Posted at 8:57 PM, Nov 05, 2018
and last updated 2018-11-06 15:48:06-05

Some of the best researchers when it comes to brain health are tackling a growing concern among those who have ever laced up their cleats, gloves or skates. 

This as the Cleveland Clinic Lou Ruvo Center for Brain Health reconvened the Professional Sports Brain Health Coalition.

The group, comprised of doctors from the clinic as well as leaders of various sports leagues and companies, is working to promote safety through education, research, and awareness.

"He asked me what year it was and I said 1865. Then he asked me the score which I got correct.  He said he is 50 percent put him back in," Linden King said of the testing on the sideline after he was knocked out on the football field during his NFL career.

The former Raiders linebacker King remembers the way concussions were handled when he played in NFL nfl between 1977 and 1989 and watching the effects days later on game tape.

"I didn't line up right and I don't remember the whole second half of that game," King said.

With discoveries about the long-term impacts of concussions on brain health, athletes today aren't put in those positions.

Even though doctors understand more about what the repeated blows can do to a person, the treatment hasn't advanced nearly as much.

"If a person has a concussion we don't have much to offer aside from rest and a gradual return to play," said Dr. Charles Bernick, the associate director of the Lou Ruvo Center for Brain Health.

That's one of the things the Professional Sports Brain Health Coalition, led by Bernick, is hoping to tackle.

The group is currently studying the effects of brain trauma in fighters and bull riders, with more groups lining up, in hopes of one day hoping for better treatments.

"There could be the possibility in the future of actually having specific treatments, so if a concussion occurs we can actually treat them and help the brain repair faster," Bernick said.

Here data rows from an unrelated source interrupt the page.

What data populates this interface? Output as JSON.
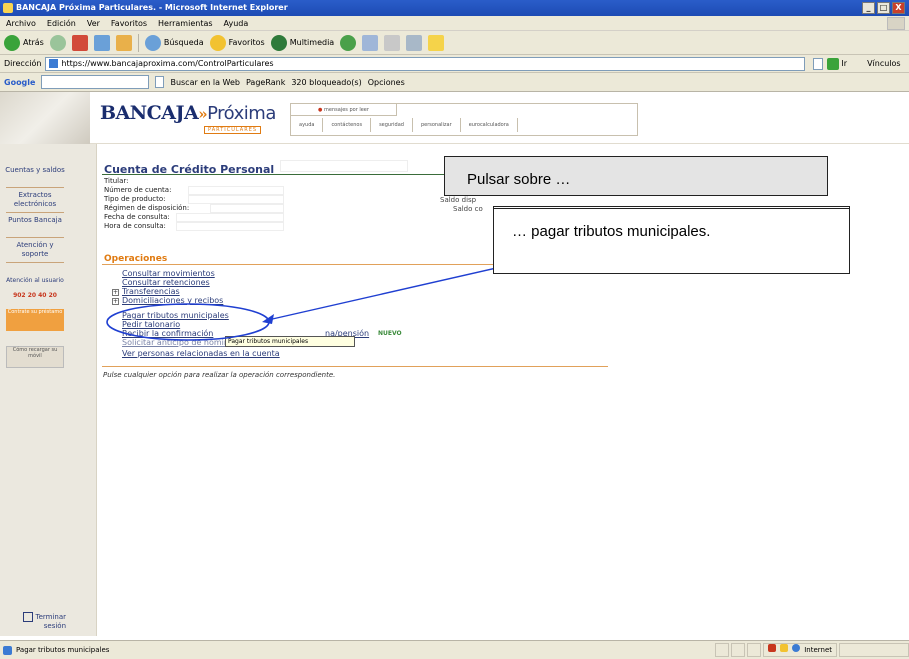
{
  "window": {
    "title": "BANCAJA Próxima Particulares. - Microsoft Internet Explorer",
    "controls": [
      "_",
      "□",
      "X"
    ]
  },
  "menu": [
    "Archivo",
    "Edición",
    "Ver",
    "Favoritos",
    "Herramientas",
    "Ayuda"
  ],
  "toolbar": {
    "back": "Atrás",
    "search": "Búsqueda",
    "favorites": "Favoritos",
    "multimedia": "Multimedia"
  },
  "address": {
    "label": "Dirección",
    "url": "https://www.bancajaproxima.com/ControlParticulares",
    "go": "Ir",
    "links": "Vínculos"
  },
  "googlebar": {
    "brand": "Google",
    "search_web": "Buscar en la Web",
    "pagerank": "PageRank",
    "blocked": "320 bloqueado(s)",
    "options": "Opciones"
  },
  "bank": {
    "logo_main": "BANCAJA",
    "logo_arrows": "»",
    "logo_proxima": "Próxima",
    "logo_sub": "PARTICULARES",
    "messages": "mensajes por leer",
    "nav": [
      "ayuda",
      "contáctenos",
      "seguridad",
      "personalizar",
      "eurocalculadora"
    ]
  },
  "sidebar": {
    "items": [
      "Cuentas y saldos",
      "Extractos electrónicos",
      "Puntos Bancaja",
      "Atención y soporte"
    ],
    "support": "Atención al usuario",
    "phone": "902 20 40 20",
    "btn_orange": "Contrate su préstamo",
    "btn_gray": "Cómo recargar su móvil",
    "logout": "Terminar sesión"
  },
  "account": {
    "title": "Cuenta de Crédito Personal",
    "fields": [
      "Titular:",
      "Número de cuenta:",
      "Tipo de producto:",
      "Régimen de disposición:",
      "Fecha de consulta:",
      "Hora de consulta:"
    ],
    "saldo_disp": "Saldo disp",
    "saldo": "Saldo co"
  },
  "operations": {
    "title": "Operaciones",
    "links": [
      "Consultar movimientos",
      "Consultar retenciones",
      "Transferencias",
      "Domiciliaciones y recibos",
      "Pagar tributos municipales",
      "Pedir talonario",
      "Recibir la confirmación",
      "Solicitar anticipo de nómina/pensión",
      "Ver personas relacionadas en la cuenta"
    ],
    "link_extra": "na/pensión",
    "new_tag": "NUEVO",
    "hint": "Pulse cualquier opción para realizar la operación correspondiente."
  },
  "tooltip": "Pagar tributos municipales",
  "callouts": {
    "first": "Pulsar sobre …",
    "second": "… pagar tributos municipales."
  },
  "status": {
    "text": "Pagar tributos municipales",
    "zone": "Internet"
  }
}
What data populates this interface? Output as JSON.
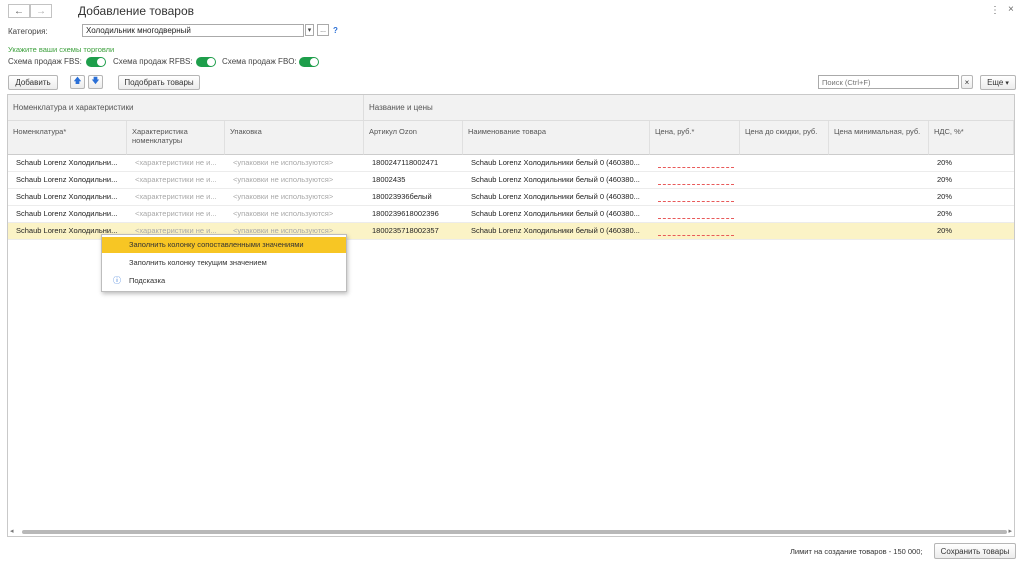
{
  "header": {
    "back_icon": "←",
    "forward_icon": "→",
    "title": "Добавление товаров",
    "more_icon": "⋮",
    "close_icon": "×"
  },
  "form": {
    "category_label": "Категория:",
    "category_value": "Холодильник многодверный",
    "dropdown_icon": "▾",
    "ellipsis_icon": "...",
    "help_icon": "?",
    "schemes_hint": "Укажите ваши схемы торговли",
    "fbs_label": "Схема продаж FBS:",
    "rfbs_label": "Схема продаж RFBS:",
    "fbo_label": "Схема продаж FBO:",
    "fbs_on": true,
    "rfbs_on": true,
    "fbo_on": true,
    "toggle_color": "#1e9e4b"
  },
  "toolbar": {
    "add_label": "Добавить",
    "up_icon": "🡅",
    "down_icon": "🡇",
    "pick_label": "Подобрать товары",
    "search_placeholder": "Поиск (Ctrl+F)",
    "clear_icon": "×",
    "more_label": "Еще",
    "more_arrow": "▾"
  },
  "table": {
    "group_left": "Номенклатура и характеристики",
    "group_right": "Название и цены",
    "columns": [
      "Номенклатура*",
      "Характеристика номенклатуры",
      "Упаковка",
      "Артикул Ozon",
      "Наименование товара",
      "Цена, руб.*",
      "Цена до скидки, руб.",
      "Цена минимальная, руб.",
      "НДС, %*"
    ],
    "rows": [
      {
        "nom": "Schaub Lorenz Холодильни...",
        "char": "<характеристики не и...",
        "pack": "<упаковки не используются>",
        "sku": "1800247118002471",
        "name": "Schaub Lorenz Холодильники белый 0 (460380...",
        "vat": "20%"
      },
      {
        "nom": "Schaub Lorenz Холодильни...",
        "char": "<характеристики не и...",
        "pack": "<упаковки не используются>",
        "sku": "18002435",
        "name": "Schaub Lorenz Холодильники белый 0 (460380...",
        "vat": "20%"
      },
      {
        "nom": "Schaub Lorenz Холодильни...",
        "char": "<характеристики не и...",
        "pack": "<упаковки не используются>",
        "sku": "180023936белый",
        "name": "Schaub Lorenz Холодильники белый 0 (460380...",
        "vat": "20%"
      },
      {
        "nom": "Schaub Lorenz Холодильни...",
        "char": "<характеристики не и...",
        "pack": "<упаковки не используются>",
        "sku": "1800239618002396",
        "name": "Schaub Lorenz Холодильники белый 0 (460380...",
        "vat": "20%"
      },
      {
        "nom": "Schaub Lorenz Холодильни...",
        "char": "<характеристики не и...",
        "pack": "<упаковки не используются>",
        "sku": "1800235718002357",
        "name": "Schaub Lorenz Холодильники белый 0 (460380...",
        "vat": "20%"
      }
    ],
    "selected_row_index": 4
  },
  "context_menu": {
    "items": [
      "Заполнить колонку сопоставленными значениями",
      "Заполнить колонку текущим значением",
      "Подсказка"
    ],
    "active_index": 0,
    "info_icon": "ⓘ",
    "highlight_color": "#f7c624"
  },
  "scrollbar": {
    "left_arrow": "◂",
    "right_arrow": "▸"
  },
  "footer": {
    "limit_text": "Лимит на создание товаров - 150 000;",
    "save_label": "Сохранить товары"
  }
}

While King still wonders what damage lurks inside his brain.

He says with research and current treatments he wouldn't hesitate to let his grandson step onto that field.

"You don't want to not play sports because of injury, you want to minimize but there is a risk in everything you do," King said.

Researchers say the goal of the coalition isn't to discourage involvement in the sports but rather to educate athletes young and old about the issues they could encounter and how to avoid those dangers.

The group is hoping to reconvene early in 2019 to continue pushing the research closer to the goal line.